***** MATERIAL FOR THIS TASK *****

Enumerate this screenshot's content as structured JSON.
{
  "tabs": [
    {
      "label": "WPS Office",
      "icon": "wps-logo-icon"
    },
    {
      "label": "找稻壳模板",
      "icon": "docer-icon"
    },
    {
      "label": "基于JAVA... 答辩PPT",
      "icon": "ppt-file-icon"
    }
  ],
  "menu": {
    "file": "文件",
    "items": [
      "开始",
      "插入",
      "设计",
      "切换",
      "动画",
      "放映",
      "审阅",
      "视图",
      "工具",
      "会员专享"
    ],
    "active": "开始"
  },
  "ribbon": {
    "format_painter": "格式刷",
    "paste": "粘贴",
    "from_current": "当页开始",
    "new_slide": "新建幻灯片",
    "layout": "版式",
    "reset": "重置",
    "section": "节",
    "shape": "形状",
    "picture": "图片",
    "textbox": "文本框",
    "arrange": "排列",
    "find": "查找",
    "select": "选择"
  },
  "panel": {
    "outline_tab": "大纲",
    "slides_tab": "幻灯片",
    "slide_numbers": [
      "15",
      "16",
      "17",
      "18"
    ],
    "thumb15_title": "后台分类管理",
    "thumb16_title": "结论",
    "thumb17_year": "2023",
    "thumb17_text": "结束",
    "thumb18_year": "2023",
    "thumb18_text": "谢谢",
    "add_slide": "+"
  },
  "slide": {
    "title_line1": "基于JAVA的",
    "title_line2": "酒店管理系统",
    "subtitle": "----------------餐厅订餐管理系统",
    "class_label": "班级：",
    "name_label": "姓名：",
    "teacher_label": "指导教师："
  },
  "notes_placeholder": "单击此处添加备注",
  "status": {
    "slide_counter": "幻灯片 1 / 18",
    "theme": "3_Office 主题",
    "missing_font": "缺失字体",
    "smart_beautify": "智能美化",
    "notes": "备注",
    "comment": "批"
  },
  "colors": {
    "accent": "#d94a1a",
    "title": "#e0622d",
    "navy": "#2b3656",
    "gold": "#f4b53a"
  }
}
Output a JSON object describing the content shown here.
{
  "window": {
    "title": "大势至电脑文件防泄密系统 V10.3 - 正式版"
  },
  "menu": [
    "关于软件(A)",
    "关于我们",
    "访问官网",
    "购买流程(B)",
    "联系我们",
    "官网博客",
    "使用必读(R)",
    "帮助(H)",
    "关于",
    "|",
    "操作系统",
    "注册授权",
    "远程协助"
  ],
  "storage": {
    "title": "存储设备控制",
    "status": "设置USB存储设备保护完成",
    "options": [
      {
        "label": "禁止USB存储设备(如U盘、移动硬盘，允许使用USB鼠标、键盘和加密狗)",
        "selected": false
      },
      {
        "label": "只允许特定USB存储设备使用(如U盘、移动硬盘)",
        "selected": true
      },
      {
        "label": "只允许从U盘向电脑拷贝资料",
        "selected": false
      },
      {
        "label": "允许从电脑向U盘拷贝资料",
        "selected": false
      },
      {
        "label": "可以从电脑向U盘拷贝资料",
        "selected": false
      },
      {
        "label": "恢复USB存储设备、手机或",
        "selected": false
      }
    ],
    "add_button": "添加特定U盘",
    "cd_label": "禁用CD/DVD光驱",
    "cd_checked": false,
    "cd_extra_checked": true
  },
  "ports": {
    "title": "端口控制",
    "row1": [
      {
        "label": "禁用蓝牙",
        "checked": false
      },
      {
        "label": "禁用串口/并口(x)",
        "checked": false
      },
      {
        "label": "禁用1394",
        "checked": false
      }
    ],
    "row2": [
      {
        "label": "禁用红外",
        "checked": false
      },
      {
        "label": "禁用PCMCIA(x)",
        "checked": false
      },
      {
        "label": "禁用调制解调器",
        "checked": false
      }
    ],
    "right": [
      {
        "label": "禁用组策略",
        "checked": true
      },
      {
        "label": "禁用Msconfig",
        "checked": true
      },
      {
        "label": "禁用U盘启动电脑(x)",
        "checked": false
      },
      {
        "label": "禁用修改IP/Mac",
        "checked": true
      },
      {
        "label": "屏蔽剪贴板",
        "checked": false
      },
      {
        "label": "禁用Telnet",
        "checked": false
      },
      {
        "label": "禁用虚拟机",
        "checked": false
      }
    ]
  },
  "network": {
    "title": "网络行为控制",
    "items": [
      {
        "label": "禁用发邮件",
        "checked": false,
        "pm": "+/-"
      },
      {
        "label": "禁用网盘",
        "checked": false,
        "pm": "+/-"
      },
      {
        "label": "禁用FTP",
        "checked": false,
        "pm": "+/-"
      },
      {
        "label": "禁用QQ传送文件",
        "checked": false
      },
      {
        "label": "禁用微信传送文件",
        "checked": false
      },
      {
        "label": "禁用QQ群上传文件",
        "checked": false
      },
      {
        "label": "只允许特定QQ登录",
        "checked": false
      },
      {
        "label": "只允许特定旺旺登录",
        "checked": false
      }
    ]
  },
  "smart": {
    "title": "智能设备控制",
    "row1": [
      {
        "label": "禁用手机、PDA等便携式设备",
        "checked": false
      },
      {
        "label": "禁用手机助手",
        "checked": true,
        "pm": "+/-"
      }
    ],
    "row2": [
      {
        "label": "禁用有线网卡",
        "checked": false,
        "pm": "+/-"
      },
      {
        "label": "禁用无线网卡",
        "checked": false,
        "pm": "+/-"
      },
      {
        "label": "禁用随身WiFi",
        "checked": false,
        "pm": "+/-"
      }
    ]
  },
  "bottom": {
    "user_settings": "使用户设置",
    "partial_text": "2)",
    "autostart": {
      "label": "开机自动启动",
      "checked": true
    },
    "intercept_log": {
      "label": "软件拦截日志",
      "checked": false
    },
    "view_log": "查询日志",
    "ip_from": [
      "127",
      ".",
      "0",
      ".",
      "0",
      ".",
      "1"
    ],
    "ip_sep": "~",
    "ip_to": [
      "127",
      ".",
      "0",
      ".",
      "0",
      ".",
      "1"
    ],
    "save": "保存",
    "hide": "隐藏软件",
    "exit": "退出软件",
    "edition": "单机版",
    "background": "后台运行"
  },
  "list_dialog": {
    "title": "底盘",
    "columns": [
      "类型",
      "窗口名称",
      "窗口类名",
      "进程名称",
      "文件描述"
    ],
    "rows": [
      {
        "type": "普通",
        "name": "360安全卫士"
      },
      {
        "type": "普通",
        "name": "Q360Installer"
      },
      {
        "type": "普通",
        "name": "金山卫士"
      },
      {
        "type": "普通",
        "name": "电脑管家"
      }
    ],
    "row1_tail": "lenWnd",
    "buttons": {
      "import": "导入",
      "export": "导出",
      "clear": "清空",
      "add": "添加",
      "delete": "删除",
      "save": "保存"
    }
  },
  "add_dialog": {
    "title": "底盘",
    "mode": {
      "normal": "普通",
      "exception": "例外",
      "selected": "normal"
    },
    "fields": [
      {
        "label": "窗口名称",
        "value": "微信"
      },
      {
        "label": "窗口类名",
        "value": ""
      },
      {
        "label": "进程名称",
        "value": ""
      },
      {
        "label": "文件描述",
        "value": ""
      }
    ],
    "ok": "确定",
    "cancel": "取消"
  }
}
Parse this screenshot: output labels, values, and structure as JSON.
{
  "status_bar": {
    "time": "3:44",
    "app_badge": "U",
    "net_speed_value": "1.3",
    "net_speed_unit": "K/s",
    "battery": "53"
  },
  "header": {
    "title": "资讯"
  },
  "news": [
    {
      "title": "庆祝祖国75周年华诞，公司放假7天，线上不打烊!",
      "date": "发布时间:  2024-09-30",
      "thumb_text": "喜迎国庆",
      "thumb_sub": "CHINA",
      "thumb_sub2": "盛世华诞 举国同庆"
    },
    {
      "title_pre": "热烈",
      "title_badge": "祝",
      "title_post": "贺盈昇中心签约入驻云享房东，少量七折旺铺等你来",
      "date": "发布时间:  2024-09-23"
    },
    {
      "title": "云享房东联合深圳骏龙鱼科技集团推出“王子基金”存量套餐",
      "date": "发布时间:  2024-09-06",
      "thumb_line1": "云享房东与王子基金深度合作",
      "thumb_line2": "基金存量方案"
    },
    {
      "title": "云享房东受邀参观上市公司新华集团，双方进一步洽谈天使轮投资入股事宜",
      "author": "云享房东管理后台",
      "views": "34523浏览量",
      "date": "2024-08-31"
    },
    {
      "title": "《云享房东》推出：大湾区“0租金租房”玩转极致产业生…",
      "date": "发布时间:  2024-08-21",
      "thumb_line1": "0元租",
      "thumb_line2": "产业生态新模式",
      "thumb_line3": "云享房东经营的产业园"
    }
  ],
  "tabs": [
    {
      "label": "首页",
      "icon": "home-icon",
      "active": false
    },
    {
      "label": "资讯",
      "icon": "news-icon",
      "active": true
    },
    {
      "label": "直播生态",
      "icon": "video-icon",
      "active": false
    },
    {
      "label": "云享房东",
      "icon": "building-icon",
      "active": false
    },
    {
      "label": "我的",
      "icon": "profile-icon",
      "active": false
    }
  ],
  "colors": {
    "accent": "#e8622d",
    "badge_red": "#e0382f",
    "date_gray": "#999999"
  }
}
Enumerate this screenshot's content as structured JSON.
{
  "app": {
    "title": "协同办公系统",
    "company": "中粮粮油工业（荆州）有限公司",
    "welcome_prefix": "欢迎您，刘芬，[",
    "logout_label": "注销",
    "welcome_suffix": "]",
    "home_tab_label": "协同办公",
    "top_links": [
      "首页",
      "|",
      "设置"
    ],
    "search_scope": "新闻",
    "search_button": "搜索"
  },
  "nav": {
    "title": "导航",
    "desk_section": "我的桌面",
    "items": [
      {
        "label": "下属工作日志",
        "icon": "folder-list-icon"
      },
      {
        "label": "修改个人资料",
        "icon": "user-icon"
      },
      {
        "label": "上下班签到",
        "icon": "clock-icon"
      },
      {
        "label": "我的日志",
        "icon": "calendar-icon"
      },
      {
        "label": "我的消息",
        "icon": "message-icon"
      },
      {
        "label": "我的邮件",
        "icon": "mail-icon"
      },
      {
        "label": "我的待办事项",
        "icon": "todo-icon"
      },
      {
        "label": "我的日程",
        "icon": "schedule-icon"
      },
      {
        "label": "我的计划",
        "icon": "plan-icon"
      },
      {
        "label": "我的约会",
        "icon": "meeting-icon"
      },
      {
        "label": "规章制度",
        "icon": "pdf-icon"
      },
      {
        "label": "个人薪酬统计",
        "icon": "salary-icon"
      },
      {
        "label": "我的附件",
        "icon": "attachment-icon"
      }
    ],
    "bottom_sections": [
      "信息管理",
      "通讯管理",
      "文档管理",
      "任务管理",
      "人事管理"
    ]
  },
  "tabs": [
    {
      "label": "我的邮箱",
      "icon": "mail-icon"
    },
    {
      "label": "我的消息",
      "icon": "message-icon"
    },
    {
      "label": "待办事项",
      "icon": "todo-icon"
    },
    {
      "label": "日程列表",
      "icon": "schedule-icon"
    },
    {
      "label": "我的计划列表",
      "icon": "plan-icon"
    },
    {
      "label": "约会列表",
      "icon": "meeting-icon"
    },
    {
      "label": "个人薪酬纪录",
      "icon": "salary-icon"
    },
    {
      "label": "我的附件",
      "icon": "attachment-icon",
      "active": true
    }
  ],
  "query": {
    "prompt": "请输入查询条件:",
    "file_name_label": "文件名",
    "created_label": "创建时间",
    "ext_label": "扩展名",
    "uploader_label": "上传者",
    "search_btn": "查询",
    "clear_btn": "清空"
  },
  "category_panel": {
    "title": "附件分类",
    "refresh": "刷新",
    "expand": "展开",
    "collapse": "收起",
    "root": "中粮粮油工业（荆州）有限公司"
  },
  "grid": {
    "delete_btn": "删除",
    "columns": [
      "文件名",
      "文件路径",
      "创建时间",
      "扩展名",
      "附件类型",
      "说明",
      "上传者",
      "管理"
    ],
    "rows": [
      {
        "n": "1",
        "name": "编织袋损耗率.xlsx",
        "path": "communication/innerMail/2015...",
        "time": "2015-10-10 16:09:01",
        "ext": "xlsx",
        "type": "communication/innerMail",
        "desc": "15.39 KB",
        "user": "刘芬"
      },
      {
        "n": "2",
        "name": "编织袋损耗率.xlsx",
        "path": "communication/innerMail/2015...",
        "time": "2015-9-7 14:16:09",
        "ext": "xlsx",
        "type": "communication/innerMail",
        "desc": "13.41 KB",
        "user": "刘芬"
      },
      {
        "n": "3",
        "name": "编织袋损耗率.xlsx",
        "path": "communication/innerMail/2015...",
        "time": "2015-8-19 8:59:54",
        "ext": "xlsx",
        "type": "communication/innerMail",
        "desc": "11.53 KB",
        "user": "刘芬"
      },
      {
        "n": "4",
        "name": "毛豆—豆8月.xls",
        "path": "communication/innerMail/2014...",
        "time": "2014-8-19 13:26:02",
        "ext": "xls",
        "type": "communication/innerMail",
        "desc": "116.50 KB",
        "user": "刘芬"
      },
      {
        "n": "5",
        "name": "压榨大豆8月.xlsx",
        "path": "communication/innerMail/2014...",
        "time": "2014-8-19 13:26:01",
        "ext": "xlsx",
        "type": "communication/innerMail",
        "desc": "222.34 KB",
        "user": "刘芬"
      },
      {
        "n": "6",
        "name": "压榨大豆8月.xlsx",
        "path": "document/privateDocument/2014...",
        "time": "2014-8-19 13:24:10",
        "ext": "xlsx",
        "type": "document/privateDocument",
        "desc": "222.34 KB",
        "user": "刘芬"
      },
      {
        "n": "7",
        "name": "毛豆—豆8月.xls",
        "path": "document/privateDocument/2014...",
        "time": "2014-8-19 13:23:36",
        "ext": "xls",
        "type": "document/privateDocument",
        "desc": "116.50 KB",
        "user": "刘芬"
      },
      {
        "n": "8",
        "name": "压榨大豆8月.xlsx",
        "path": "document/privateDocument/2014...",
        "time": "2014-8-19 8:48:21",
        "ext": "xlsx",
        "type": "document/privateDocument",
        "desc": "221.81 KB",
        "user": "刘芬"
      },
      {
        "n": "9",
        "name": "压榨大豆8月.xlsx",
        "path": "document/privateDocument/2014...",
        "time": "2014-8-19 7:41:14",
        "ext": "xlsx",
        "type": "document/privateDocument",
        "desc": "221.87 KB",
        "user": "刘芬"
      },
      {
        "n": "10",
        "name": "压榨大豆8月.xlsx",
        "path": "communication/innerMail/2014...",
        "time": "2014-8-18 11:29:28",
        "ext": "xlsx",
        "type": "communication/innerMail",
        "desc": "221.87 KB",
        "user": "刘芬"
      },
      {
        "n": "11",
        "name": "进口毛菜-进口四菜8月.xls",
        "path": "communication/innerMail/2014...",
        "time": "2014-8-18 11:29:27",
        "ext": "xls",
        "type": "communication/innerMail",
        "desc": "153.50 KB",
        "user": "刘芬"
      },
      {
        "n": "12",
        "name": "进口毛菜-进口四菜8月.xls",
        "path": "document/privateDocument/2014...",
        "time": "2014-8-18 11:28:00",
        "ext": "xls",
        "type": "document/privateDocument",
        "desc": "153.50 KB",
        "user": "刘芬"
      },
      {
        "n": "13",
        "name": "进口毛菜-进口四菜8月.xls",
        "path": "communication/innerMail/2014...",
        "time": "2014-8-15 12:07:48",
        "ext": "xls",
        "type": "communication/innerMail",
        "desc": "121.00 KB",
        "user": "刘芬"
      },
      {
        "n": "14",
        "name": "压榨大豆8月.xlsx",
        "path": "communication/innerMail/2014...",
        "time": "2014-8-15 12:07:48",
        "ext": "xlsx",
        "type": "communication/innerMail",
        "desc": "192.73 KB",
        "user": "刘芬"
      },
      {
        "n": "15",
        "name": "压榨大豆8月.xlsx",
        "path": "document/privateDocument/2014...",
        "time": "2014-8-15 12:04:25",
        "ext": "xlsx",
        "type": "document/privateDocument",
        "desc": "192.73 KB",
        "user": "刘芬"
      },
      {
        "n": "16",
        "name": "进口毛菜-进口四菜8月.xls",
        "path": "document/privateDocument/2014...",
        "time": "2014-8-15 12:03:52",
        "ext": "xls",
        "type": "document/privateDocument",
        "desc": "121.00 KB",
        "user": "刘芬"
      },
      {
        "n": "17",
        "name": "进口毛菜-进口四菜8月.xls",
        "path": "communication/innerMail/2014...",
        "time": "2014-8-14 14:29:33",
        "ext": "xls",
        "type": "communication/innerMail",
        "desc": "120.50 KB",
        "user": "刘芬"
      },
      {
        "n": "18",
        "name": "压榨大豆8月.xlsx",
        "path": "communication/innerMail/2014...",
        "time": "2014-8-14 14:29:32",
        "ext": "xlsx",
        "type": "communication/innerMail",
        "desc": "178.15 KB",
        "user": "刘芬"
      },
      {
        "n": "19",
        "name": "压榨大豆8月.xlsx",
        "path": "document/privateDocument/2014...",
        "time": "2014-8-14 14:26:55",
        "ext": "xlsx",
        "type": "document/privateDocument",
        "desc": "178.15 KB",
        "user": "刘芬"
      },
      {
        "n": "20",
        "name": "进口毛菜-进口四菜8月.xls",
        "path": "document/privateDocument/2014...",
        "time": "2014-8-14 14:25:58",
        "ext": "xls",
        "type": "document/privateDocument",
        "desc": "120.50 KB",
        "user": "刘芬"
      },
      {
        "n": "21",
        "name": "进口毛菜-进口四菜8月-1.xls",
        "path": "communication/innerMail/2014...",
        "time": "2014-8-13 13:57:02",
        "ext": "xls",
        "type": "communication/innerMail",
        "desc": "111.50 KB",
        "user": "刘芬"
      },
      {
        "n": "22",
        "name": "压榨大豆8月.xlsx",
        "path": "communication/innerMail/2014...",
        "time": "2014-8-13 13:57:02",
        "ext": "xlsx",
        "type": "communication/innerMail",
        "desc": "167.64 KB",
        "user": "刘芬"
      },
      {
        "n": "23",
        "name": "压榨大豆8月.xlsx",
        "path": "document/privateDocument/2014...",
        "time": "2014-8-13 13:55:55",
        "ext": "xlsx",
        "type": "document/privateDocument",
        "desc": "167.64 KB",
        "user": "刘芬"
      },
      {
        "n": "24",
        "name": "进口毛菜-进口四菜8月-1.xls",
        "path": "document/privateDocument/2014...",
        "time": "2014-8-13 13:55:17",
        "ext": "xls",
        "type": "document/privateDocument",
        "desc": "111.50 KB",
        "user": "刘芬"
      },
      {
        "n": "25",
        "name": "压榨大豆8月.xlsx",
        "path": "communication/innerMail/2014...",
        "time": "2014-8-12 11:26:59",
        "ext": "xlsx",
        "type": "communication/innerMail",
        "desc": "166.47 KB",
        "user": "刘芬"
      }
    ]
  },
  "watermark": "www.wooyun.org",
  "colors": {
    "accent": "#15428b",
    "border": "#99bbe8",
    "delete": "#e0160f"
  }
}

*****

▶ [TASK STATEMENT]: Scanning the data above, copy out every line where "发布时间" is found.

▶ [ANSWER TO THIS TASK]:
      "date": "发布时间:  2024-09-30",
      "date": "发布时间:  2024-09-23"
      "date": "发布时间:  2024-09-06",
      "date": "发布时间:  2024-08-21",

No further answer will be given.